A recent report indicates that Intel's upcoming enthusiast-class Sandy Bridge E-Series processors have been delayed by at least a whole quarter, now slated for a Q4 2011 release.
Previously it was believed that the E-Series would arrive earlier in the year, appearing sometime during Q3 2011. However now there's indication that Intel plans to increase the speed of the current Sandy Bridge platform with faster chips first over the summer before rolling out the elite version for performance machines in the Fall/Winter window.
News of the delay stems from a document acquired by X-bit Labs. According to the paper, the processors will use the LGA2011 socket and offer "extra large cache" to maximize the overall speed of single-threaded and dual-threaded applications, the quad-channel memory controller, and "a number of other enhancements."
The documents also reveals that E-Series processors bearing four or six cores will be paired with the Intel X68 "Patsburg" core-logic set.
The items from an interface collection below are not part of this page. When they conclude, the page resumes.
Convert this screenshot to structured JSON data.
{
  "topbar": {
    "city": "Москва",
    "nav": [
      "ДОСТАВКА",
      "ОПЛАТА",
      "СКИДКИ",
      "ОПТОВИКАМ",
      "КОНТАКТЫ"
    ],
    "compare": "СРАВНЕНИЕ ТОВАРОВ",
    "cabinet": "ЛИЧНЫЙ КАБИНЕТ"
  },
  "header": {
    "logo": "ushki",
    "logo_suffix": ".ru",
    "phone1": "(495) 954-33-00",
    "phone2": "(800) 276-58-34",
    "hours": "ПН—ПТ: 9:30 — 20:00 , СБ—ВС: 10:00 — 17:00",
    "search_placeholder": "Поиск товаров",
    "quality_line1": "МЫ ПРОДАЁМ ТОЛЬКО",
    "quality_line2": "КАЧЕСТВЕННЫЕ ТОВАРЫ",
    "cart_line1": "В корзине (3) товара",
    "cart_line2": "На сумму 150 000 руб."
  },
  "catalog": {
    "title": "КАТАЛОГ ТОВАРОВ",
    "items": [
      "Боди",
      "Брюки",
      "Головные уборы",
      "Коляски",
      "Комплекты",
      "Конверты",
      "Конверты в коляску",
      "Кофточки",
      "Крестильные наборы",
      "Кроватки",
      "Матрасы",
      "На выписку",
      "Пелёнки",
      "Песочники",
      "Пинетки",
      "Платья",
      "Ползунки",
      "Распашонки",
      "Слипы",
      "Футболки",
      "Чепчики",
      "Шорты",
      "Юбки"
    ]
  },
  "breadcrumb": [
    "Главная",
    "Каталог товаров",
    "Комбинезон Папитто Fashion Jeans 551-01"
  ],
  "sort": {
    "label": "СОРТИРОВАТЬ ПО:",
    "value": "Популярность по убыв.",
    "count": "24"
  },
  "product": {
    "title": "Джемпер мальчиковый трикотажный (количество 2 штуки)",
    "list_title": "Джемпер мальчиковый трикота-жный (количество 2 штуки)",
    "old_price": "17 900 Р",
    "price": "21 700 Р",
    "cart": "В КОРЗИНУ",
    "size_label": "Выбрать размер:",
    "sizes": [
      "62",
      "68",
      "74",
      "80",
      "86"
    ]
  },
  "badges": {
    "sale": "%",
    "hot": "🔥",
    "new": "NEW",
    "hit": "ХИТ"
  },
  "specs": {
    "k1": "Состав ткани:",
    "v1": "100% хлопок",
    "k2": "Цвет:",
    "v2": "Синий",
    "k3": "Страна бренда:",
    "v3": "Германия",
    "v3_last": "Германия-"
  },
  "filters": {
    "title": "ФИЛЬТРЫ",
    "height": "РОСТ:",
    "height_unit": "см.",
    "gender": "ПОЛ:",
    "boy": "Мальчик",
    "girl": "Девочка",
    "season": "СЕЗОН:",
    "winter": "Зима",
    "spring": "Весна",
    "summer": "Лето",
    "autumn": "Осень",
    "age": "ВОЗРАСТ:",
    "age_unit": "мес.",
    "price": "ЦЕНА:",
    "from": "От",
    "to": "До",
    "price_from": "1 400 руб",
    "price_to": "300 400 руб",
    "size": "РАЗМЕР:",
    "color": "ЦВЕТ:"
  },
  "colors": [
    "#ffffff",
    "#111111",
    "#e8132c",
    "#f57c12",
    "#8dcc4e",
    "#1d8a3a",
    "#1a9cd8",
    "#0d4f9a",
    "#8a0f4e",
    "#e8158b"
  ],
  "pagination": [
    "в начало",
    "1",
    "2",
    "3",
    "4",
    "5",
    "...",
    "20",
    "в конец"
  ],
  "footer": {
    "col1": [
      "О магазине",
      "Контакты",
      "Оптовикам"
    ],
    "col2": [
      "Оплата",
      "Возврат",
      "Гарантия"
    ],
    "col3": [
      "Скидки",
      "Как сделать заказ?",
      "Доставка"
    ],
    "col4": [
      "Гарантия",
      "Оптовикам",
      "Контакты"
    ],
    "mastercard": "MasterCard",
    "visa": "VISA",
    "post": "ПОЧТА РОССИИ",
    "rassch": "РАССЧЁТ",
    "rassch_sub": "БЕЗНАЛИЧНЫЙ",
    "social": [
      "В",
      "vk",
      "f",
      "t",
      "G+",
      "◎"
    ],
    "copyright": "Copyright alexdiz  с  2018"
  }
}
However platforms based on the 6-core processors will offer external base frequency generators but will keep the clock-speeds of USB, SATA and other buses locked. This will allow users to boost the clock speed of the CPU by increasing the Direct Media Interface (DMI) frequencies.
Before launching the E-Series, Intel will reportedly unleash the Core i7 9-series Extreme Edition processors sometime in Q2 or Q3 2011. Currently Intel has not issued a statement in regards to the leaked document or the release dates contained within this article. X-bit labs also did not provide a scanned version of the document, so until the processor giant steps forth with an official statement, everything is still considered rumor.